━━━━━ DATASET RECORDS ━━━━━

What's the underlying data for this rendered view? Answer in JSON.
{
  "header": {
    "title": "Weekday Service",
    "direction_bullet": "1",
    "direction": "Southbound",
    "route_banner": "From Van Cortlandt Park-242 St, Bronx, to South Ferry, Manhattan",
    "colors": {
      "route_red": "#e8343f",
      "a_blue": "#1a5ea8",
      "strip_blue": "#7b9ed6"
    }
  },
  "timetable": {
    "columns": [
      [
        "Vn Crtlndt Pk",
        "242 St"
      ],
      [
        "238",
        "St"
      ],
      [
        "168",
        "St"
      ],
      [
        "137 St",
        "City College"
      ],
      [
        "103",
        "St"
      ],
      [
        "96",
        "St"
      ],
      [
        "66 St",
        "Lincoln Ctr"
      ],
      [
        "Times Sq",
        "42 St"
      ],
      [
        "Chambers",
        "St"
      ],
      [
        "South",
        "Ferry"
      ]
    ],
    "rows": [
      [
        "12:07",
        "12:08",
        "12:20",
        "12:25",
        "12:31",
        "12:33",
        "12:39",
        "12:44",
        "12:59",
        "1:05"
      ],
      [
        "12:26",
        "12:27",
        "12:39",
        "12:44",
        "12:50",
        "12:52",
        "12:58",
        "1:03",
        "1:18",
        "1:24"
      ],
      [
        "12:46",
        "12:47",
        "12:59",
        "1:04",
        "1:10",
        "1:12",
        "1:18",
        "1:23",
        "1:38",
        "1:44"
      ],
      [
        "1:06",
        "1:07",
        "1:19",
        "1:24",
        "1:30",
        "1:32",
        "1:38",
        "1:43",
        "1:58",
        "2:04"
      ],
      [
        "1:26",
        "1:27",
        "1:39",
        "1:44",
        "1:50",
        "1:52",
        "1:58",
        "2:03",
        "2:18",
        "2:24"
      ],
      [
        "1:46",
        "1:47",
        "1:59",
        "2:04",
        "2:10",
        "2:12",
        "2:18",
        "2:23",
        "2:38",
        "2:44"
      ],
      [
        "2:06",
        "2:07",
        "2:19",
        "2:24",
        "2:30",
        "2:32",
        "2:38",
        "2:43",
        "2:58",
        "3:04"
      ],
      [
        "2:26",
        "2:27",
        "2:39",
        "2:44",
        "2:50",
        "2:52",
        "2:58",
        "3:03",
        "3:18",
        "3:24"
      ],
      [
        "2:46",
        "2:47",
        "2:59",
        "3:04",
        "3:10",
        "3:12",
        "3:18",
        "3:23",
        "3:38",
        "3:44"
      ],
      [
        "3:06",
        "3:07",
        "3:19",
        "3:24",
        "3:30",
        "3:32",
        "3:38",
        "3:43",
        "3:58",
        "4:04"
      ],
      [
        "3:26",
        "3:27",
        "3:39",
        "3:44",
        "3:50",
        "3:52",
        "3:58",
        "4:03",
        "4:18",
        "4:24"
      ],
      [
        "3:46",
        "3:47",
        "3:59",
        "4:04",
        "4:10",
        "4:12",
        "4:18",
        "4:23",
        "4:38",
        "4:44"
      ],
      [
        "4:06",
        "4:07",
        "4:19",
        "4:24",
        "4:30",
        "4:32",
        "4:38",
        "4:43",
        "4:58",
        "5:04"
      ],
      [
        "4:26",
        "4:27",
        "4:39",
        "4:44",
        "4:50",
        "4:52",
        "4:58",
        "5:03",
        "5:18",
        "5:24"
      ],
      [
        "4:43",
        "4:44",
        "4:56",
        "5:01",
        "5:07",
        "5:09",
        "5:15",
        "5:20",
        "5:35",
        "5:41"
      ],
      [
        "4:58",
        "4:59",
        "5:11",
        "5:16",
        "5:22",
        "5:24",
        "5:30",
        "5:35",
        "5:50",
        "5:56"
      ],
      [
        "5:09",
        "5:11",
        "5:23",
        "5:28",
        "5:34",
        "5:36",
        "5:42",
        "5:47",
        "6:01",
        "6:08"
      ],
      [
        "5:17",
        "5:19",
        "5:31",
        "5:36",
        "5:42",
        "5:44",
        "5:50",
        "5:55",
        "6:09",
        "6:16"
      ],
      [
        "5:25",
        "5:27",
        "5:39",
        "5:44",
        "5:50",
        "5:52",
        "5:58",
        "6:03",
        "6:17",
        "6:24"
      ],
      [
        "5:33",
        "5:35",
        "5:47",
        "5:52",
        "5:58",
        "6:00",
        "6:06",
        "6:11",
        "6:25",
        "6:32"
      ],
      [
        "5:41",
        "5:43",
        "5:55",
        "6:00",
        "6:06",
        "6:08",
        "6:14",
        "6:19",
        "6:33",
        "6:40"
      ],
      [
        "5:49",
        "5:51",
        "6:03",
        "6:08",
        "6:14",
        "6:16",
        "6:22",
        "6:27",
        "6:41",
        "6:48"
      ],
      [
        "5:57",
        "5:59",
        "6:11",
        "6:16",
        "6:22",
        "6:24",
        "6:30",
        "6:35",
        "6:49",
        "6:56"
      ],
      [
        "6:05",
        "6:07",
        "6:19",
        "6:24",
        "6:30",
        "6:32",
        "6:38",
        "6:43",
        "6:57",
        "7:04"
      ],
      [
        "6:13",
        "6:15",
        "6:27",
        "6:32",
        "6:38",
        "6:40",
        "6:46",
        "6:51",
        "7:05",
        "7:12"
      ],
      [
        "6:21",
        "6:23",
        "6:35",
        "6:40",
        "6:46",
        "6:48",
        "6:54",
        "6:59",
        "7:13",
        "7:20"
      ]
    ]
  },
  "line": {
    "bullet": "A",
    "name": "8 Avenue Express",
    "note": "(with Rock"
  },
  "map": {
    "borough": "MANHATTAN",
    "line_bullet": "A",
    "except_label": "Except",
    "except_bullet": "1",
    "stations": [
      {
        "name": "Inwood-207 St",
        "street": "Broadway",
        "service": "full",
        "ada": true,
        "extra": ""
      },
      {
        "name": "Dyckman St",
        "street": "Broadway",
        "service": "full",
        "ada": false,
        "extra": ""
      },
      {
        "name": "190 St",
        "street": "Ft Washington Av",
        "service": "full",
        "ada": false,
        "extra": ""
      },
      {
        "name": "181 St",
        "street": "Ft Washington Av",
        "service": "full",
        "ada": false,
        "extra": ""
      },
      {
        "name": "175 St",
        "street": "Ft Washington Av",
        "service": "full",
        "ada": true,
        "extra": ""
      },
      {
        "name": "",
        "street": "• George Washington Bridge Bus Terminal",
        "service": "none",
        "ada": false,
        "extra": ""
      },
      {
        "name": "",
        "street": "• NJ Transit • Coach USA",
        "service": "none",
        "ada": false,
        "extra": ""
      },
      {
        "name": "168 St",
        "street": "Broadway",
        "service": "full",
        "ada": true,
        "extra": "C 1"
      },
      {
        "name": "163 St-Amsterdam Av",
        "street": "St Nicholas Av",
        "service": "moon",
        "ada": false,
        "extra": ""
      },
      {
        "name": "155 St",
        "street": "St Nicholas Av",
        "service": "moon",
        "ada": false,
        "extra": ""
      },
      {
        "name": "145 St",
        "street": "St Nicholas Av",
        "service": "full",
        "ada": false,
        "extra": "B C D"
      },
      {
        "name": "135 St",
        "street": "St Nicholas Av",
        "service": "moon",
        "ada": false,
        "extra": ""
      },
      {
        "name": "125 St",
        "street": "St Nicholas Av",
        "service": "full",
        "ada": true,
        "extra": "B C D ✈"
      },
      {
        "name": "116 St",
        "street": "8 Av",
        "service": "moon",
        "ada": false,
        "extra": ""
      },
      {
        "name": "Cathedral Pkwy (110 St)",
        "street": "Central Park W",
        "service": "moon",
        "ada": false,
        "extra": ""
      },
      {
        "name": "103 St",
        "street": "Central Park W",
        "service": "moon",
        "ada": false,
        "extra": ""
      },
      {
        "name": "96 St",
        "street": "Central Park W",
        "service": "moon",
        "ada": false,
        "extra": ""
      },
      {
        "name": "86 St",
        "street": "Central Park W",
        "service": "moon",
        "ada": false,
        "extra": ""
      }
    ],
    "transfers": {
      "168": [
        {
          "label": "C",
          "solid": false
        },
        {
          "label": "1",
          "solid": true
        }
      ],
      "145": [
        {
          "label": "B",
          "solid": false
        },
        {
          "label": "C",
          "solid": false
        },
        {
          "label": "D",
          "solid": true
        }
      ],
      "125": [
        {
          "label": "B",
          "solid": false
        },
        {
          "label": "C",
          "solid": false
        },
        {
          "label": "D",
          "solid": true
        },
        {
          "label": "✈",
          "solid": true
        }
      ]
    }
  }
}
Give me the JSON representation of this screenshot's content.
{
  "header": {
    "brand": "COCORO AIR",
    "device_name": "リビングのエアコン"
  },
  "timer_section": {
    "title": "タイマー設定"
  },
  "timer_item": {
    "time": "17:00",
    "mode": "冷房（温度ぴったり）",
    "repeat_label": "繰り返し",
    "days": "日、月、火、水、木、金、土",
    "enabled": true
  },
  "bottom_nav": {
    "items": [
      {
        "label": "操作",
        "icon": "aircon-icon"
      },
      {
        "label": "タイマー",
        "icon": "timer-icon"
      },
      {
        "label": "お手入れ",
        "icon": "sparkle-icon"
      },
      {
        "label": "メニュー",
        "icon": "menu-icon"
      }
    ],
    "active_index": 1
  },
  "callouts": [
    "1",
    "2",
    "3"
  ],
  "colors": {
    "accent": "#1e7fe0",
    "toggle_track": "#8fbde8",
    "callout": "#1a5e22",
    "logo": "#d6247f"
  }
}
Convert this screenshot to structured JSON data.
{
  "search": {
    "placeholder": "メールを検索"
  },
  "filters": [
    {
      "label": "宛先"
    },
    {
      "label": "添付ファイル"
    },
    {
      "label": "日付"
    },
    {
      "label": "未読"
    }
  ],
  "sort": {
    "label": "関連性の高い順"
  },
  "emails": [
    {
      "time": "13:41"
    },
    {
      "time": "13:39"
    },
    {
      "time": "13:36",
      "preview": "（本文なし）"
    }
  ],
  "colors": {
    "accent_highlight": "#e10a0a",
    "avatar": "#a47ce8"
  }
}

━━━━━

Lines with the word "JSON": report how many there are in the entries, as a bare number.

3